You don’t want to be the old lady that gets scammed by an investment professional charging 2.5% per year, and then he takes the money and invests it into a “fund of funds” that charges expense ratios of 0.5% for the packing, and an additional 1.0% or so for each fund that gets included in the packaging. That’s fee hell.

The second problem identified by Bogle is that investors trade too much, and that’s probably true. His solution is to own broad based index funds, because it allows you to own all the big players in an economy. When you buy something like the S&P 500, all you have to do is bet that corporate profits among the 500 selected companies will be higher five, ten, fifteen years from now than they are today. That belief is enough to allow some people to be patient with their capital and put their money in an index fund.

My answer to the “don’t trade too much” problem is to think like a long-term business owner. That means not worrying about the prices of assets that you own, and also means focusing on the profits generated instead of being a ping-pong ball that reacts to every downtick and price or bad earnings report. It’s all about focusing on the dividends provided to you by the investment, and absent that, a long-term focus on the true earnings power of the company you own.

To give an example of what I mean by that, I’ll use BP oil as an example. Normally, you’d measure your success with the rising dividend income from the investment, but in the aftermath of the oil spill, the company had to suspend its dividend due to political pressure from various US government actors, including the President. It would have been stupid to sell the stock after the spill simply because it was not paying a dividend anymore. You would have been “selling low”, and it was reasonable to know that the dividends, overall profits, and stock price would be much higher 5-10 years later. How did I know that at the time? Because the company had over $100+ billion in assets on its balance sheet which it could convert into profits from reserves over time.

That’s very different from a company like Pitney Bowes cutting its dividend. Pitney Bowes cut its dividend in the past year, and had been known for raising its dividends every year since 1980 before the cut. But here is the thing: it is in the mail order business. As in, it deals with physical mail—a dying industry in the United States if I ever saw one. The profits keep declining. The earnings power for the firm is gasping for air. It will most likely go bankrupt at some point in my lifetime. With companies like that, you get the hell out and never look back. The only way Pitney Bowes does well is if it moves into another industry (thinks Wells Fargo going from the wagon to banking powerhouse), but betting on something like that is speculation, not investing.

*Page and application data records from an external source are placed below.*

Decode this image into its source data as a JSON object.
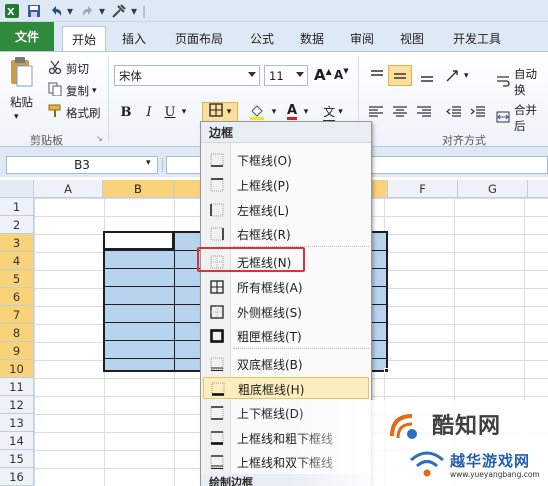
{
  "quick_access": {
    "undo_icon": "undo-icon",
    "redo_icon": "redo-icon"
  },
  "tabs": [
    {
      "id": "file",
      "label": "文件"
    },
    {
      "id": "home",
      "label": "开始"
    },
    {
      "id": "insert",
      "label": "插入"
    },
    {
      "id": "layout",
      "label": "页面布局"
    },
    {
      "id": "formulas",
      "label": "公式"
    },
    {
      "id": "data",
      "label": "数据"
    },
    {
      "id": "review",
      "label": "审阅"
    },
    {
      "id": "view",
      "label": "视图"
    },
    {
      "id": "developer",
      "label": "开发工具"
    }
  ],
  "clipboard": {
    "paste": "粘贴",
    "cut": "剪切",
    "copy": "复制",
    "copy_arrow": "▾",
    "format_painter": "格式刷",
    "group_label": "剪贴板"
  },
  "font": {
    "name": "宋体",
    "size": "11",
    "bold": "B",
    "italic": "I",
    "underline": "U",
    "grow": "A",
    "shrink": "A",
    "font_color": "A",
    "wen": "文"
  },
  "alignment": {
    "wrap_text": "自动换",
    "merge": "合并后",
    "group_label": "对齐方式"
  },
  "name_box": "B3",
  "columns": [
    "A",
    "B",
    "C",
    "D",
    "E",
    "F",
    "G"
  ],
  "rows": [
    "1",
    "2",
    "3",
    "4",
    "5",
    "6",
    "7",
    "8",
    "9",
    "10",
    "11",
    "12",
    "13",
    "14",
    "15",
    "16"
  ],
  "border_menu": {
    "title": "边框",
    "items": [
      {
        "label": "下框线(O)",
        "icon": "bottom-border-icon"
      },
      {
        "label": "上框线(P)",
        "icon": "top-border-icon"
      },
      {
        "label": "左框线(L)",
        "icon": "left-border-icon"
      },
      {
        "label": "右框线(R)",
        "icon": "right-border-icon"
      },
      {
        "label": "无框线(N)",
        "icon": "no-border-icon"
      },
      {
        "label": "所有框线(A)",
        "icon": "all-borders-icon"
      },
      {
        "label": "外侧框线(S)",
        "icon": "outside-borders-icon"
      },
      {
        "label": "粗匣框线(T)",
        "icon": "thick-box-border-icon"
      },
      {
        "label": "双底框线(B)",
        "icon": "double-bottom-border-icon"
      },
      {
        "label": "粗底框线(H)",
        "icon": "thick-bottom-border-icon"
      },
      {
        "label": "上下框线(D)",
        "icon": "top-bottom-border-icon"
      },
      {
        "label": "上框线和粗下框线",
        "icon": "top-thick-bottom-border-icon"
      },
      {
        "label": "上框线和双下框线",
        "icon": "top-double-bottom-border-icon"
      }
    ],
    "footer": "绘制边框"
  },
  "watermark": {
    "main": "酷知网",
    "sub": "越华游戏网",
    "url": "www.yueyangbang.com"
  },
  "colors": {
    "file_tab": "#2f8a3b",
    "selection_fill": "#b7d3ee",
    "header_selected": "#f9d27a",
    "highlight_item": "#fcedbd",
    "callout_box": "#d9333a"
  }
}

I think Bogle’s life has been tremendously useful to the small guy retail investor. He diagnoses the right problems in the financial industry, and his solutions are very useful for people who don’t have an active interest in investing. For me, the answer is to buy companies that will be profitable for many years to come, and watch the dividends pile up so you can make new investments that do the same thing. Bogle’s primary focus is on earning market returns that allow you to build wealth. For me, it’s about collecting the cash profits that allow me to make new investments and repeat the process over and over again.